The Futurist magazine has posted some of its 25 years forecasts. (Those allergic to marketing be forewarned.) A few that got my attention:
Forecast #2: Dwindling supplies of water in China will impact the global economy. With uneven development across China, the most water-intensive industries and densest population are in regions where water is scarcest. The result is higher prices for commodities and goods exported from China, so the costs of resource and environmental mismanagement are transferred to the rest of the world.
Forecast #6: Outlook for Asia: China for the short term, India for the long term. By 2025, both countries will be stronger, wealthier, freer, and more stable than they are today, but India's unique assets--such as widespread use of English, a democratic government, and relative transparency of its institutions--make it more economically viable farther out.

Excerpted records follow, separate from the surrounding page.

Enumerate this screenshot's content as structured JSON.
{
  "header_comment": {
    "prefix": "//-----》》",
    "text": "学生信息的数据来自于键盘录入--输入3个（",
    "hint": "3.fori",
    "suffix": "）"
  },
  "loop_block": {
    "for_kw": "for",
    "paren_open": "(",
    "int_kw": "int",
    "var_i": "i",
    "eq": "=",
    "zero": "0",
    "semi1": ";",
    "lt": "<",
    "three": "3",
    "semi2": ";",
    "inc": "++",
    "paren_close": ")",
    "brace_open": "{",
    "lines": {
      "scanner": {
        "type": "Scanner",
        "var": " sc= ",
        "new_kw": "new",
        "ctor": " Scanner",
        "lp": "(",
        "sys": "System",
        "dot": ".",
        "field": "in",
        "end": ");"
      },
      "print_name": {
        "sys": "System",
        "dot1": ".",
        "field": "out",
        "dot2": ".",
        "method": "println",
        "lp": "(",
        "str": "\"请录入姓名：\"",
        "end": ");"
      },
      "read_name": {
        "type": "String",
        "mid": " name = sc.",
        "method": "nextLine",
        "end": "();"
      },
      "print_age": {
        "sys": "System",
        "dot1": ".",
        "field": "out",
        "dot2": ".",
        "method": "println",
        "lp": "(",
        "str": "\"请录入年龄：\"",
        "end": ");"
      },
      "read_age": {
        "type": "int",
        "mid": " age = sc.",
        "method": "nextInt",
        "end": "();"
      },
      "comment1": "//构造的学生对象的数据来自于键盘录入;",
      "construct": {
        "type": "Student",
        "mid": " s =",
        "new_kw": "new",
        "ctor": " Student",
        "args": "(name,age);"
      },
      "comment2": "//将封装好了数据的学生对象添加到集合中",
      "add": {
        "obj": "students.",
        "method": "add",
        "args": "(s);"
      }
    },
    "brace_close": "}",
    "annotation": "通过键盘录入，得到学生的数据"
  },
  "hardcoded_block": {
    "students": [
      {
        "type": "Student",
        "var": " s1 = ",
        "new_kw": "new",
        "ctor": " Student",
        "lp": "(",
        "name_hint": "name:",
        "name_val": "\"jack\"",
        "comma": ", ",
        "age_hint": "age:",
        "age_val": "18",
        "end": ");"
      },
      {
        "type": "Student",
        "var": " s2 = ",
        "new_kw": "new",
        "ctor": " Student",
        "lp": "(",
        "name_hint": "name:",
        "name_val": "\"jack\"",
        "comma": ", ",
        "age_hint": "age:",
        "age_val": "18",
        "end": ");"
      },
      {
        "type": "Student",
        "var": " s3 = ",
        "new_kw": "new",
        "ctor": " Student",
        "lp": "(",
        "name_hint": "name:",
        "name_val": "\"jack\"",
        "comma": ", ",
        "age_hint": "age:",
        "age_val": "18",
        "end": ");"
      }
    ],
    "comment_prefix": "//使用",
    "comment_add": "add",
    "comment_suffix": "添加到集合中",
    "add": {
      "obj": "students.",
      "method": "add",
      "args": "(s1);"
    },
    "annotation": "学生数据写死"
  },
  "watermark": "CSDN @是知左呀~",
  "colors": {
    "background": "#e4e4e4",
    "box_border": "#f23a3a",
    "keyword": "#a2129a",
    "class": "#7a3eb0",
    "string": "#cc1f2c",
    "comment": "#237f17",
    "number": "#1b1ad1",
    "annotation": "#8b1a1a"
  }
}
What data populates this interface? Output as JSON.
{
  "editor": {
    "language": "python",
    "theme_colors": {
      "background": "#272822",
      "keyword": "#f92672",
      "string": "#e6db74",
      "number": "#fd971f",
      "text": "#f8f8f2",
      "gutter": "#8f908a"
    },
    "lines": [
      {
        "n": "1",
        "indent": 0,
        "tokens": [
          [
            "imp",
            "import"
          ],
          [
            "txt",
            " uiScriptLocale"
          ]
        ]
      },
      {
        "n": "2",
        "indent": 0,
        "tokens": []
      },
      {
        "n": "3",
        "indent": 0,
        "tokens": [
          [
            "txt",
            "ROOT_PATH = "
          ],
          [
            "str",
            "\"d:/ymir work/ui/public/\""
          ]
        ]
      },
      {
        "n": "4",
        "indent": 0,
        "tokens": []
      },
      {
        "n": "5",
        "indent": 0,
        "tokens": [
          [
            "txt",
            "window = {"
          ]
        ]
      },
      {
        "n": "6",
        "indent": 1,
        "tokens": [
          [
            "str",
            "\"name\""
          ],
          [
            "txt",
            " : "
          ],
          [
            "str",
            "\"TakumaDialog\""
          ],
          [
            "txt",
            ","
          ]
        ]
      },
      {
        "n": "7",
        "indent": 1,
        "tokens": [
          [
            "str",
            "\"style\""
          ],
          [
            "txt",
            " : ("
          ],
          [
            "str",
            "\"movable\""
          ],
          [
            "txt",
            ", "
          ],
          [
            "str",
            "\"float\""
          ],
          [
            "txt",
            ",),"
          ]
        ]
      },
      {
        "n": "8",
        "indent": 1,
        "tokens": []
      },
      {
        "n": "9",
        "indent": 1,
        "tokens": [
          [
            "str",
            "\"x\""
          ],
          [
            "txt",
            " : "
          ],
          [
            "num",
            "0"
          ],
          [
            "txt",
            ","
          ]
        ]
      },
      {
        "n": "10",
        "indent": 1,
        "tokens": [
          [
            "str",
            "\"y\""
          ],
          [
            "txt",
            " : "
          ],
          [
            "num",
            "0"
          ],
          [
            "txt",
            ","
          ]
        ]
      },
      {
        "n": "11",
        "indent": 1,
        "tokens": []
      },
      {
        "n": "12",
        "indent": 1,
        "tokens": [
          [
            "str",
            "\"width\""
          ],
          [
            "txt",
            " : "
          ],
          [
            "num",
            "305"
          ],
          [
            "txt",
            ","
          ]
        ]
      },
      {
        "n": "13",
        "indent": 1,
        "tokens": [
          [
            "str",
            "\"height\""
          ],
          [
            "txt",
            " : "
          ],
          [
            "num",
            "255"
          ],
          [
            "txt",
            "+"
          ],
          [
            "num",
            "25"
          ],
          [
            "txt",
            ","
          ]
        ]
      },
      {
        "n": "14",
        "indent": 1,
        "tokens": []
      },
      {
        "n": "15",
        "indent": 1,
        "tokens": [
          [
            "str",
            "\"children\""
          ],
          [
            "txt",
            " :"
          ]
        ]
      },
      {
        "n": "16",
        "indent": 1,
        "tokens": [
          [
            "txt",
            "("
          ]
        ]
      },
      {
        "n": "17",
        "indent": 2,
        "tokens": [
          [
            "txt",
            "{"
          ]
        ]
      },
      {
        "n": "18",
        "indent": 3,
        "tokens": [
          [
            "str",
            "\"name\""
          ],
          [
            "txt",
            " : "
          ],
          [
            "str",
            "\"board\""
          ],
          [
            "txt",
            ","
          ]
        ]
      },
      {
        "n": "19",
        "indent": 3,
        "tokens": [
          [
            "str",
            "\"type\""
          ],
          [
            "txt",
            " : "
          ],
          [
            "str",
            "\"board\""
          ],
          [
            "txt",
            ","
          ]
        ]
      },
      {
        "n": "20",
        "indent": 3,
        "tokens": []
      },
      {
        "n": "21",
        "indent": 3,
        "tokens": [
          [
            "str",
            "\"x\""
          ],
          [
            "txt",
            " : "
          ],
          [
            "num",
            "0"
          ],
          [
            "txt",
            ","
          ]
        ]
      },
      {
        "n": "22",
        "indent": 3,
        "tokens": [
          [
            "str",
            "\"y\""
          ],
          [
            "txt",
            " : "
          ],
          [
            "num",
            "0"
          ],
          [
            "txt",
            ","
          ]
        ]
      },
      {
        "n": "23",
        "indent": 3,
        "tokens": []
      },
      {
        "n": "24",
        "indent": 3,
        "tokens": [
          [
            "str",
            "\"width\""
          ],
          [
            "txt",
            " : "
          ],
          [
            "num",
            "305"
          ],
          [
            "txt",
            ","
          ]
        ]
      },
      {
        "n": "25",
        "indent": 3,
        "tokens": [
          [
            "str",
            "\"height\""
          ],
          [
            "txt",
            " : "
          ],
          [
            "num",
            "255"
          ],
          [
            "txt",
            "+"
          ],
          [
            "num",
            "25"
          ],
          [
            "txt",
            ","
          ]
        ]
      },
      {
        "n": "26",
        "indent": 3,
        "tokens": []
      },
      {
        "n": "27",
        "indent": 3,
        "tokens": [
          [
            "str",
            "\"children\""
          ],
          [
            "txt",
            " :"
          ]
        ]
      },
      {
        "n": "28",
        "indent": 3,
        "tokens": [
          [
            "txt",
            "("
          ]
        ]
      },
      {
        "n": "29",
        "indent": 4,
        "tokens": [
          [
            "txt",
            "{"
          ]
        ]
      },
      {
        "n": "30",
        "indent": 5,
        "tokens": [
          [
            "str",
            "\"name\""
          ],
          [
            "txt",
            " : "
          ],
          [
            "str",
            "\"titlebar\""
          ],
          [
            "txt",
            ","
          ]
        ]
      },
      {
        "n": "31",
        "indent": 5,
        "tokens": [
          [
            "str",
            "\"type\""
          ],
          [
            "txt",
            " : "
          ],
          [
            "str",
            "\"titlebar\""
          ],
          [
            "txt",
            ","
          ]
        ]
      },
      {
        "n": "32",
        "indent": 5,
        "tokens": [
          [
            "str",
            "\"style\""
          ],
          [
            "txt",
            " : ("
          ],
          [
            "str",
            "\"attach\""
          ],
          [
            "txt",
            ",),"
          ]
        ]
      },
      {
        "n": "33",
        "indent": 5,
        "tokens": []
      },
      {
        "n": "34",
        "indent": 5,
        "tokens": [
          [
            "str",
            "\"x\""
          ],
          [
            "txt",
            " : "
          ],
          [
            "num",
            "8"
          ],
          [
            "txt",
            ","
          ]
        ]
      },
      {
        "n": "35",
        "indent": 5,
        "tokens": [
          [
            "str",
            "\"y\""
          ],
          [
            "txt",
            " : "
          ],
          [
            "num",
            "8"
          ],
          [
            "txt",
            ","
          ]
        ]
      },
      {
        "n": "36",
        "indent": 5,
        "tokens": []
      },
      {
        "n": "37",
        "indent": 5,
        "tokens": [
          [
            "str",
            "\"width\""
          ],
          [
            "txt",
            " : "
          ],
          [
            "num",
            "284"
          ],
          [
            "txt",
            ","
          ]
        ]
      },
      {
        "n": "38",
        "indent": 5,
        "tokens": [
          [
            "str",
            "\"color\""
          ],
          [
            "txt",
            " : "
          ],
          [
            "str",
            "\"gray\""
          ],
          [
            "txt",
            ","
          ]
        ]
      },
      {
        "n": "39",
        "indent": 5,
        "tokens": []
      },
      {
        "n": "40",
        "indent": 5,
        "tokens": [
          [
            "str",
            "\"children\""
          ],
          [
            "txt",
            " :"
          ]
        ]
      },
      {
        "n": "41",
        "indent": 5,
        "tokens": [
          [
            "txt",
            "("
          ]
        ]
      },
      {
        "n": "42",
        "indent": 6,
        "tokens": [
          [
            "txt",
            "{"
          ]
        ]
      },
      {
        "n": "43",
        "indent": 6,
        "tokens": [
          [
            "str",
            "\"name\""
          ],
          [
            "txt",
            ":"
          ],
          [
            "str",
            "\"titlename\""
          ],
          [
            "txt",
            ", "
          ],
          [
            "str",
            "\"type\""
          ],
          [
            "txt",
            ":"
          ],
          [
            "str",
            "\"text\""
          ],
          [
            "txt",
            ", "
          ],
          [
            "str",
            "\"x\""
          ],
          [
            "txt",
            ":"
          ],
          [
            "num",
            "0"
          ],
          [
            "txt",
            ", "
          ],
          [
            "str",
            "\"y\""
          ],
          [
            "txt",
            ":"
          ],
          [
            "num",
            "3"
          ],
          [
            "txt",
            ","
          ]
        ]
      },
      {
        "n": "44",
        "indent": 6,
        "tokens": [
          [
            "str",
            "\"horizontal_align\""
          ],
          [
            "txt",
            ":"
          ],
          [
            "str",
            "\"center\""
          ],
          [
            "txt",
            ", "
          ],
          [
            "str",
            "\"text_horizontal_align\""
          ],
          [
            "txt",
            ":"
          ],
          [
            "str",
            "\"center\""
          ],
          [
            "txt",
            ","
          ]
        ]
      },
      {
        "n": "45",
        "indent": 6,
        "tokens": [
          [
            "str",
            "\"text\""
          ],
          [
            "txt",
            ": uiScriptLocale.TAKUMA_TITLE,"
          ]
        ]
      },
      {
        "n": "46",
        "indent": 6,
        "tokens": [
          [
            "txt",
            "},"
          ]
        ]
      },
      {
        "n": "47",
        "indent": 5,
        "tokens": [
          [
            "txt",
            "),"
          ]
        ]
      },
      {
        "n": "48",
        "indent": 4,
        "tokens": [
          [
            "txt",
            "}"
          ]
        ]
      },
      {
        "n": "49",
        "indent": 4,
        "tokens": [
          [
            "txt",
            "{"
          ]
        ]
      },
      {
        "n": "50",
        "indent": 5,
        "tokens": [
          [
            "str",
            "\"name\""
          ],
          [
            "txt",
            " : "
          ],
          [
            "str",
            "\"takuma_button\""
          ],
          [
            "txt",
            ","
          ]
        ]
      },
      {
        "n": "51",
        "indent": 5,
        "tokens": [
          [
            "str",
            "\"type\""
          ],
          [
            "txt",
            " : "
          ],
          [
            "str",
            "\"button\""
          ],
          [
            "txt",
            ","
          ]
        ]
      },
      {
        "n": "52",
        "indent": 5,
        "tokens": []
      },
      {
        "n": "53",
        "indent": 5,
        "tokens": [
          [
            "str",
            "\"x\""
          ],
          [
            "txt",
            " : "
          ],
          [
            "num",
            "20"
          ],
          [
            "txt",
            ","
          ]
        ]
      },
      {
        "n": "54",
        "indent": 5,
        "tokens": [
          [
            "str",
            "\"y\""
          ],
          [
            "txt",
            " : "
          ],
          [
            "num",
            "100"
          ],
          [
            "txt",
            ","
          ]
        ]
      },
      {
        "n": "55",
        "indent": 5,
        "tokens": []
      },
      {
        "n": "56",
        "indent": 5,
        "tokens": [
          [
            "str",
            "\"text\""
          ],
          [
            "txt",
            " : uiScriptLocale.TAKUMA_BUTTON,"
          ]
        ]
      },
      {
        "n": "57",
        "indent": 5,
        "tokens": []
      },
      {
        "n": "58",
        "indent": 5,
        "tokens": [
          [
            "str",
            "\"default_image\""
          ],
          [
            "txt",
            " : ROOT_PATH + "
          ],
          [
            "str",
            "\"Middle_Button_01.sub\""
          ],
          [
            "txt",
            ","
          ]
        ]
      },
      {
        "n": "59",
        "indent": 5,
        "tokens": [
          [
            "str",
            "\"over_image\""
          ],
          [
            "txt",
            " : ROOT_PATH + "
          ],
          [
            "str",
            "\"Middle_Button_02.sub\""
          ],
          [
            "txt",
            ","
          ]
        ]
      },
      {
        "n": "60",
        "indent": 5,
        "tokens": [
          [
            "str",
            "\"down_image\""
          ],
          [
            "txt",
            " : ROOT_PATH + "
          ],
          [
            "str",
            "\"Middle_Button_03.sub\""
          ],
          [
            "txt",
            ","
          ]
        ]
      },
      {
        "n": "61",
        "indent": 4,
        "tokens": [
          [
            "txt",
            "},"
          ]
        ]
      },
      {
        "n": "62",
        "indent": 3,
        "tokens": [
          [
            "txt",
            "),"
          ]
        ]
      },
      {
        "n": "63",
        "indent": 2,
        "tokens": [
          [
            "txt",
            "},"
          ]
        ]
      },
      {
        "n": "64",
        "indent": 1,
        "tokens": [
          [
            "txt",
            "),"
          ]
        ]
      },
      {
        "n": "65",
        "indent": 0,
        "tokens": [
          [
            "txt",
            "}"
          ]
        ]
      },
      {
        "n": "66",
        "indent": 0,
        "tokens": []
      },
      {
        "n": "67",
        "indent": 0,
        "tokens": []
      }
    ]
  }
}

Forecast #8: The costs of global-warming-related disasters will reach $150 billion per year. The world’s total economic loss from weather-related catastrophes has risen 25% in the last decade. According to the insurance firm Swiss Re, the overall economic costs of catastrophes related to climate change threatens to double to $150 billion per year in a decade. The U.S. insurance industry’s share would be $30-$40 billion annually. However, the size of these estimates also reflects increased growth and higher real-estate prices in coastal communities.